▽

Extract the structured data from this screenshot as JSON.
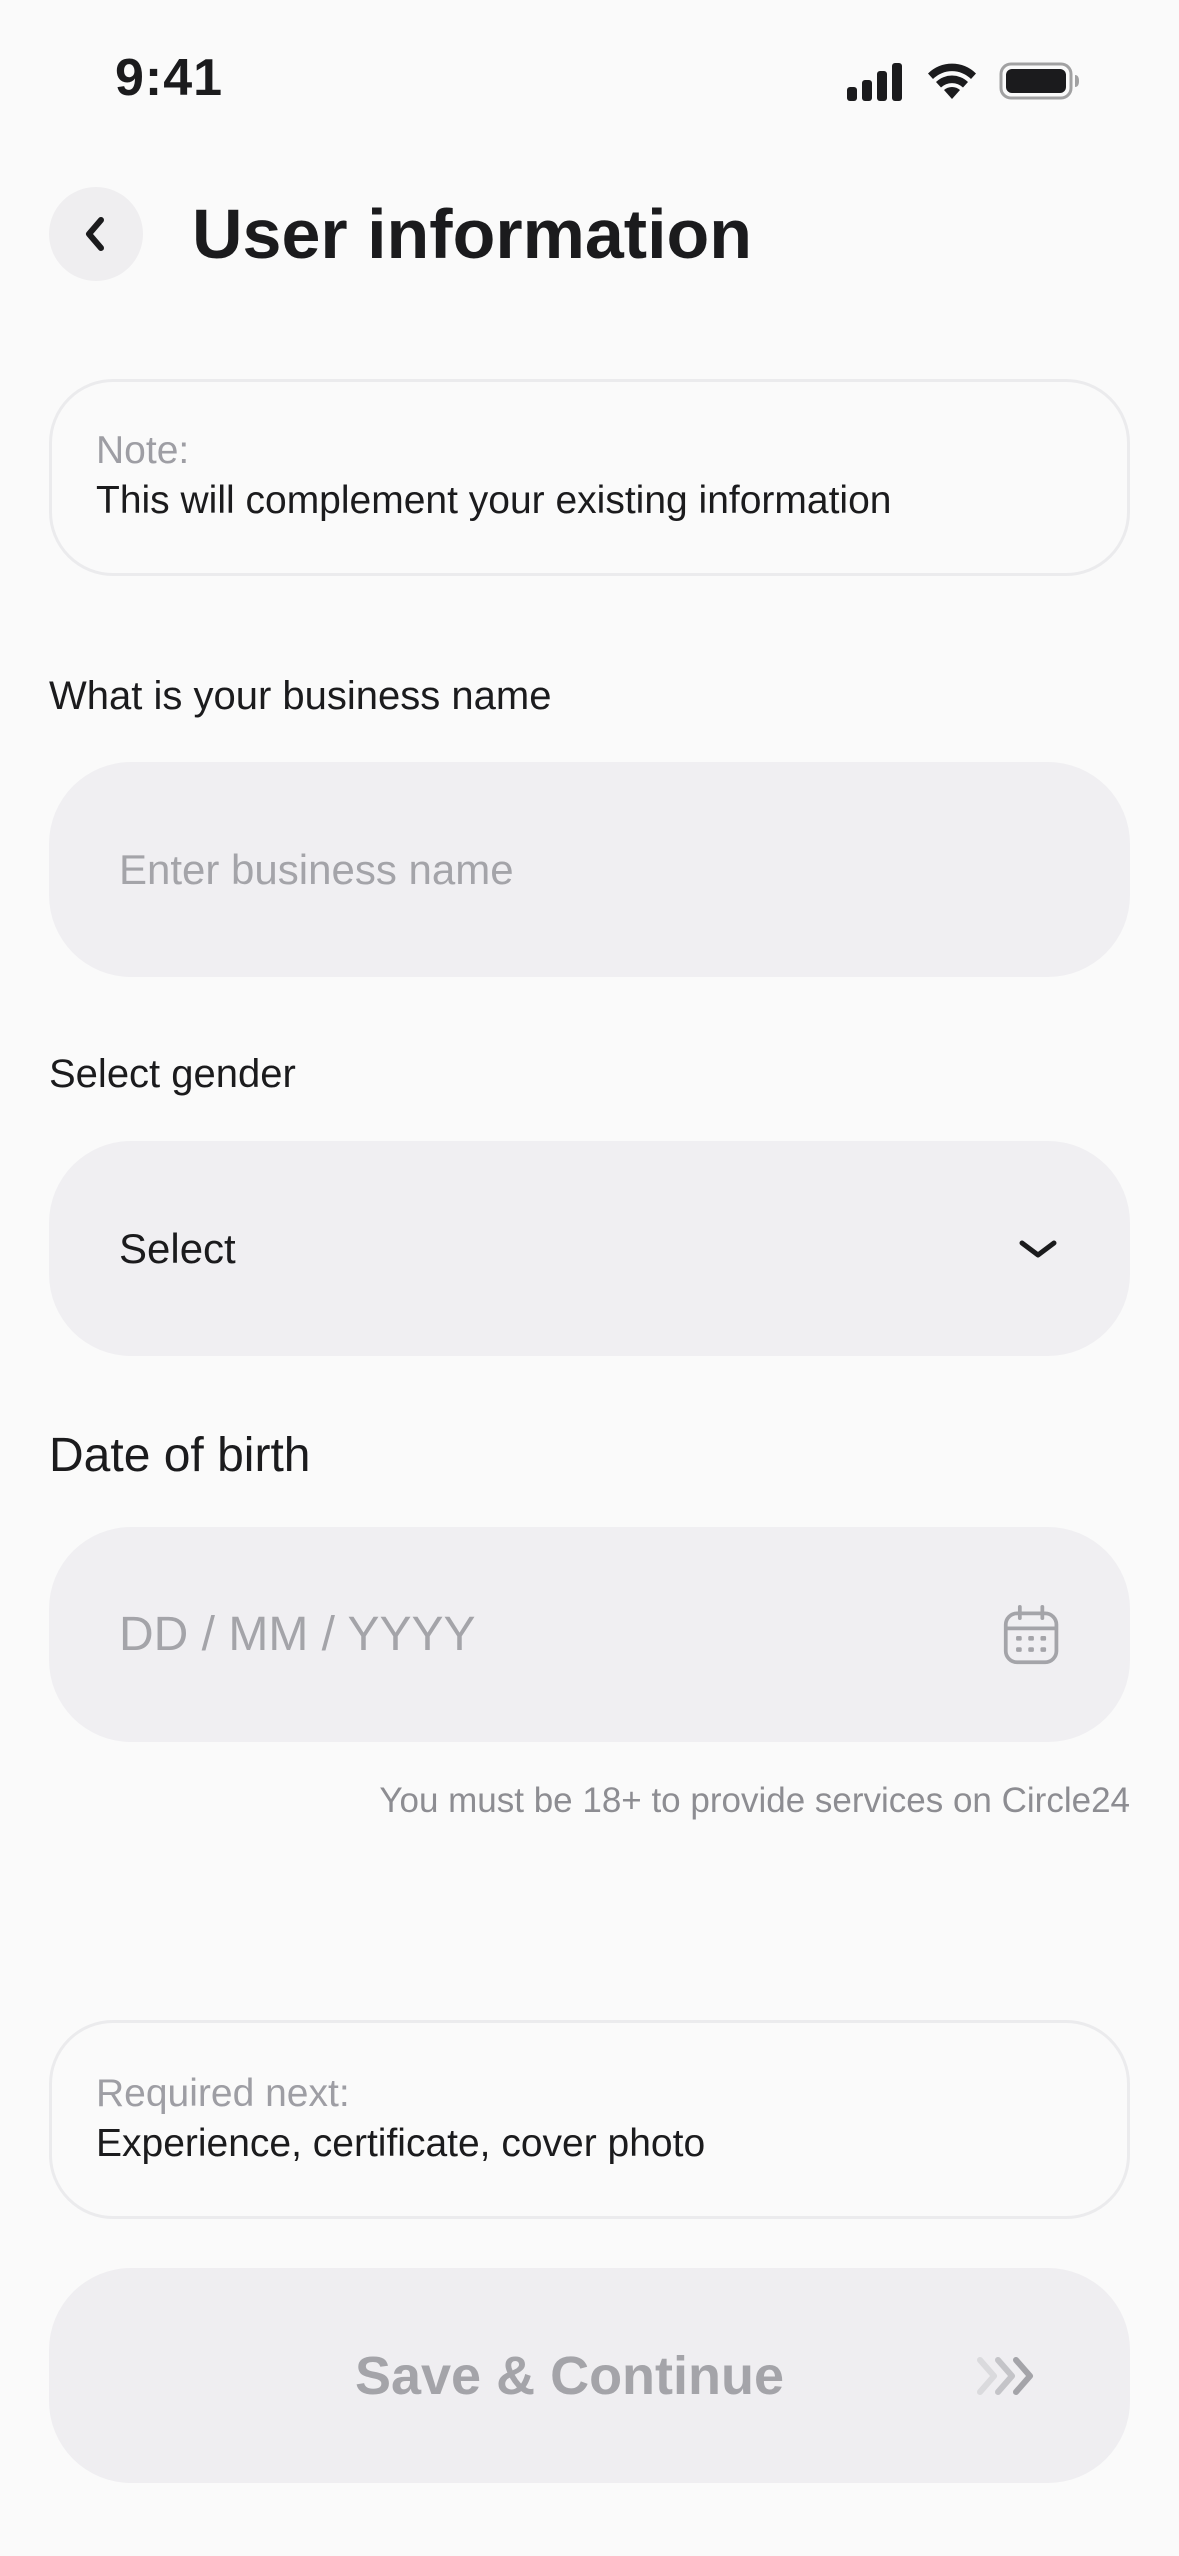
{
  "status_bar": {
    "time": "9:41"
  },
  "header": {
    "title": "User information"
  },
  "note_card": {
    "label": "Note:",
    "text": "This will complement your existing information"
  },
  "business_name": {
    "label": "What is your business name",
    "placeholder": "Enter business name"
  },
  "gender": {
    "label": "Select gender",
    "value": "Select"
  },
  "dob": {
    "label": "Date of birth",
    "placeholder": "DD / MM / YYYY",
    "hint": "You must be 18+ to provide services on Circle24"
  },
  "required_card": {
    "label": "Required next:",
    "text": "Experience, certificate, cover photo"
  },
  "save_button": {
    "label": "Save & Continue"
  },
  "colors": {
    "background": "#fafafa",
    "field": "#f0eff2",
    "disabled_text": "#a4a4a9"
  }
}
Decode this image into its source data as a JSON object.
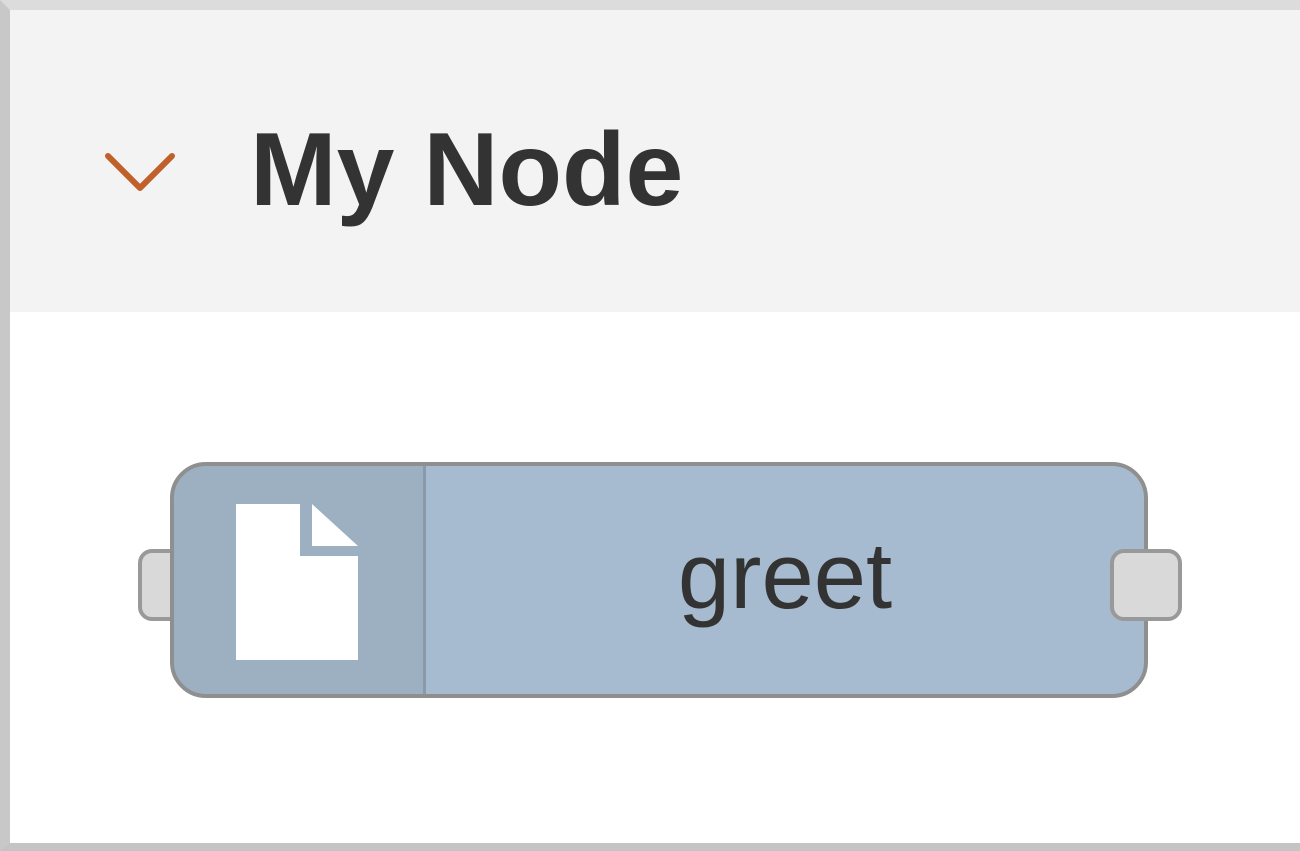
{
  "category": {
    "title": "My Node",
    "expanded": true,
    "toggle_icon": "chevron-down-icon"
  },
  "node": {
    "label": "greet",
    "icon": "file-icon",
    "color": "#a6bbcf",
    "inputs": 1,
    "outputs": 1
  },
  "colors": {
    "header_background": "#f3f3f3",
    "chevron": "#c0602a",
    "port_fill": "#d9d9d9"
  }
}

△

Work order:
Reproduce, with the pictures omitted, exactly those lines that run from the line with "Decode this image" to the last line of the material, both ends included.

Reply:
Decode this image into its source data as a JSON object.
{
  "category": {
    "title": "My Node",
    "expanded": true,
    "toggle_icon": "chevron-down-icon"
  },
  "node": {
    "label": "greet",
    "icon": "file-icon",
    "color": "#a6bbcf",
    "inputs": 1,
    "outputs": 1
  },
  "colors": {
    "header_background": "#f3f3f3",
    "chevron": "#c0602a",
    "port_fill": "#d9d9d9"
  }
}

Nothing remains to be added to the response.